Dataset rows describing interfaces
--- START ---
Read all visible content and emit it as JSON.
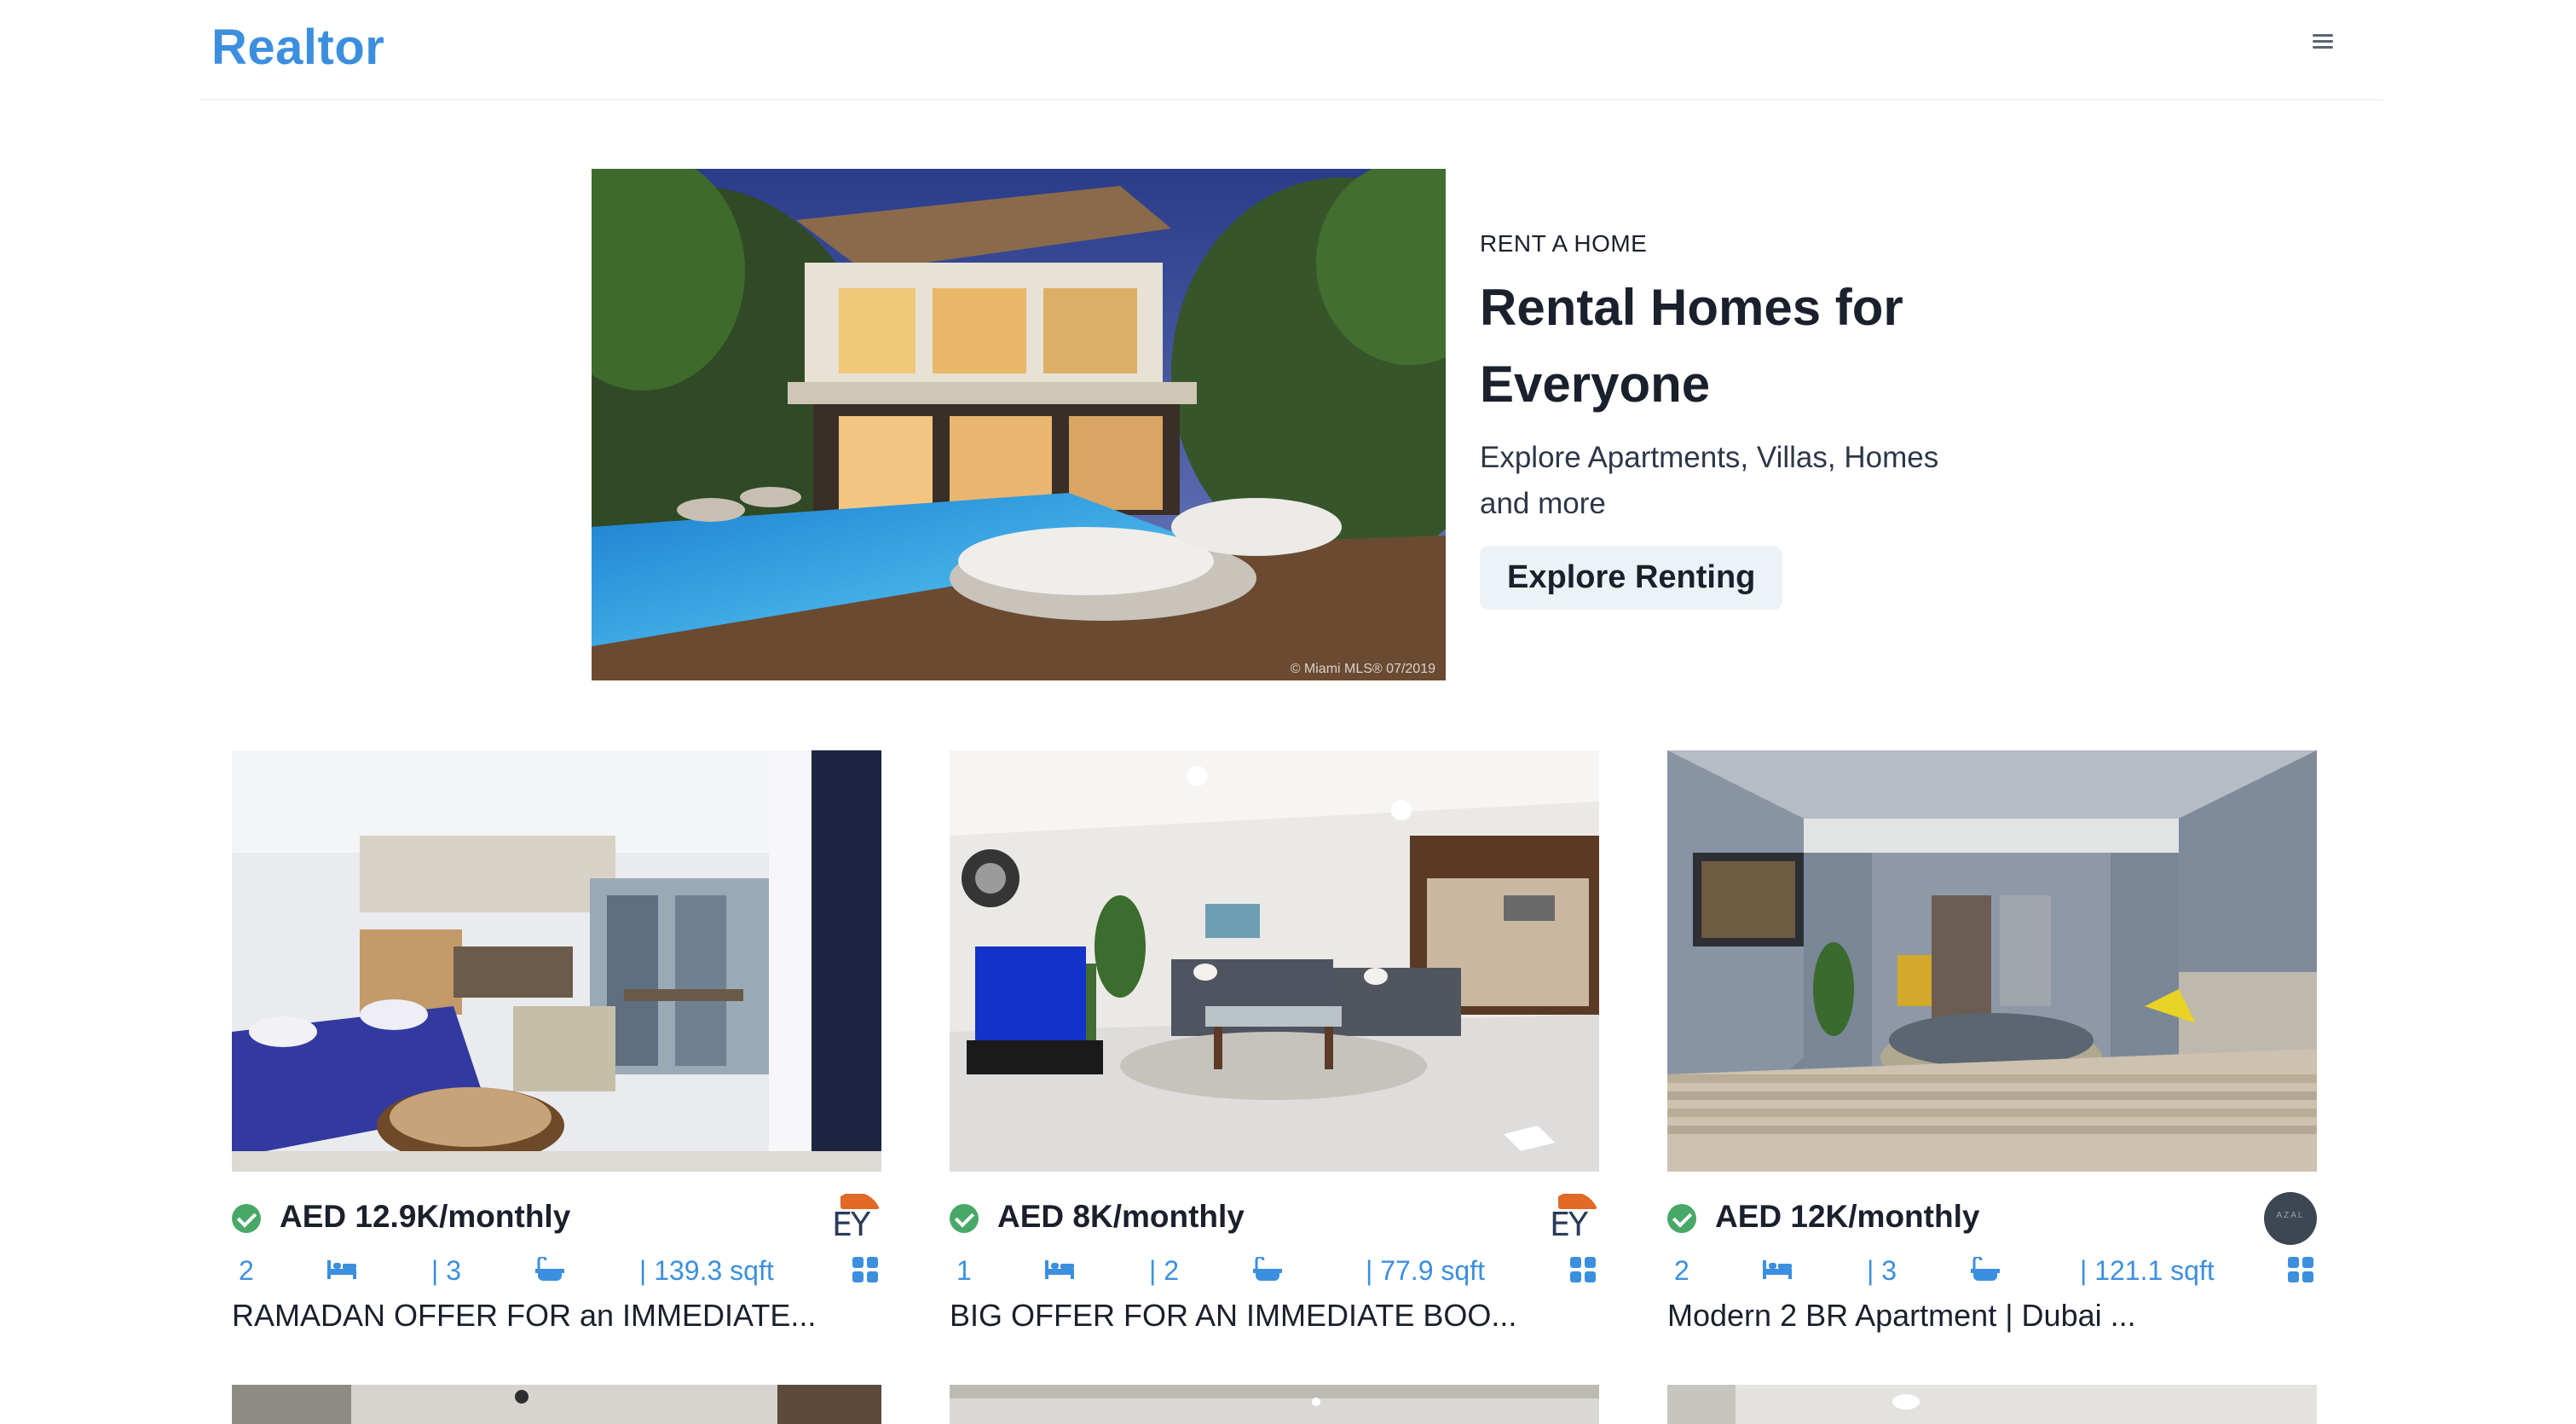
{
  "nav": {
    "logo": "Realtor",
    "menu_icon": "hamburger-menu-icon"
  },
  "hero": {
    "image_caption": "© Miami MLS® 07/2019",
    "kicker": "RENT A HOME",
    "title": "Rental Homes for Everyone",
    "description": "Explore Apartments, Villas, Homes and more",
    "button": "Explore Renting"
  },
  "cards": [
    {
      "price": "AED 12.9K/monthly",
      "rooms": "2",
      "baths": "| 3",
      "area": "| 139.3 sqft",
      "title": "RAMADAN OFFER FOR an IMMEDIATE...",
      "agency_logo": "EY"
    },
    {
      "price": "AED 8K/monthly",
      "rooms": "1",
      "baths": "| 2",
      "area": "| 77.9 sqft",
      "title": "BIG OFFER FOR AN IMMEDIATE BOO...",
      "agency_logo": "EY"
    },
    {
      "price": "AED 12K/monthly",
      "rooms": "2",
      "baths": "| 3",
      "area": "| 121.1 sqft",
      "title": "Modern 2 BR Apartment | Dubai ...",
      "agency_logo": "AZAL"
    }
  ],
  "icons": {
    "verified": "verified-check-icon",
    "bed": "bed-icon",
    "bath": "bath-icon",
    "area": "grid-icon"
  },
  "colors": {
    "brand": "#3c8fde",
    "verified": "#48a868",
    "button_bg": "#edf2f7"
  }
}
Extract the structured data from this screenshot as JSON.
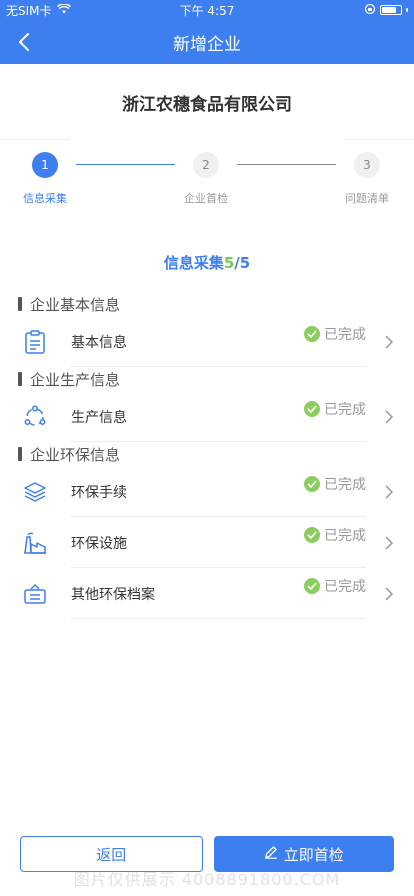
{
  "status_bar": {
    "carrier": "无SIM卡",
    "time": "下午 4:57"
  },
  "nav": {
    "title": "新增企业"
  },
  "company_name": "浙江农穗食品有限公司",
  "stepper": [
    {
      "number": "1",
      "label": "信息采集",
      "active": true
    },
    {
      "number": "2",
      "label": "企业首检",
      "active": false
    },
    {
      "number": "3",
      "label": "问题清单",
      "active": false
    }
  ],
  "progress": {
    "label": "信息采集",
    "done": "5",
    "total": "/5"
  },
  "sections": [
    {
      "title": "企业基本信息",
      "items": [
        {
          "label": "基本信息",
          "status": "已完成",
          "icon": "clipboard-icon"
        }
      ]
    },
    {
      "title": "企业生产信息",
      "items": [
        {
          "label": "生产信息",
          "status": "已完成",
          "icon": "cycle-icon"
        }
      ]
    },
    {
      "title": "企业环保信息",
      "items": [
        {
          "label": "环保手续",
          "status": "已完成",
          "icon": "layers-icon"
        },
        {
          "label": "环保设施",
          "status": "已完成",
          "icon": "factory-icon"
        },
        {
          "label": "其他环保档案",
          "status": "已完成",
          "icon": "archive-box-icon"
        }
      ]
    }
  ],
  "buttons": {
    "back": "返回",
    "inspect": "立即首检"
  },
  "watermark": "图片仅供展示 4008891800.COM",
  "colors": {
    "primary": "#3d7ff0",
    "success": "#8ccd5f",
    "progress_done": "#7ac55c"
  }
}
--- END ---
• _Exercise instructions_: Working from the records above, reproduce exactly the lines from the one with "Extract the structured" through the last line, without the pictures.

• _Answer to the problem_:
Extract the structured data from this screenshot as JSON.
{
  "status_bar": {
    "carrier": "无SIM卡",
    "time": "下午 4:57"
  },
  "nav": {
    "title": "新增企业"
  },
  "company_name": "浙江农穗食品有限公司",
  "stepper": [
    {
      "number": "1",
      "label": "信息采集",
      "active": true
    },
    {
      "number": "2",
      "label": "企业首检",
      "active": false
    },
    {
      "number": "3",
      "label": "问题清单",
      "active": false
    }
  ],
  "progress": {
    "label": "信息采集",
    "done": "5",
    "total": "/5"
  },
  "sections": [
    {
      "title": "企业基本信息",
      "items": [
        {
          "label": "基本信息",
          "status": "已完成",
          "icon": "clipboard-icon"
        }
      ]
    },
    {
      "title": "企业生产信息",
      "items": [
        {
          "label": "生产信息",
          "status": "已完成",
          "icon": "cycle-icon"
        }
      ]
    },
    {
      "title": "企业环保信息",
      "items": [
        {
          "label": "环保手续",
          "status": "已完成",
          "icon": "layers-icon"
        },
        {
          "label": "环保设施",
          "status": "已完成",
          "icon": "factory-icon"
        },
        {
          "label": "其他环保档案",
          "status": "已完成",
          "icon": "archive-box-icon"
        }
      ]
    }
  ],
  "buttons": {
    "back": "返回",
    "inspect": "立即首检"
  },
  "watermark": "图片仅供展示 4008891800.COM",
  "colors": {
    "primary": "#3d7ff0",
    "success": "#8ccd5f",
    "progress_done": "#7ac55c"
  }
}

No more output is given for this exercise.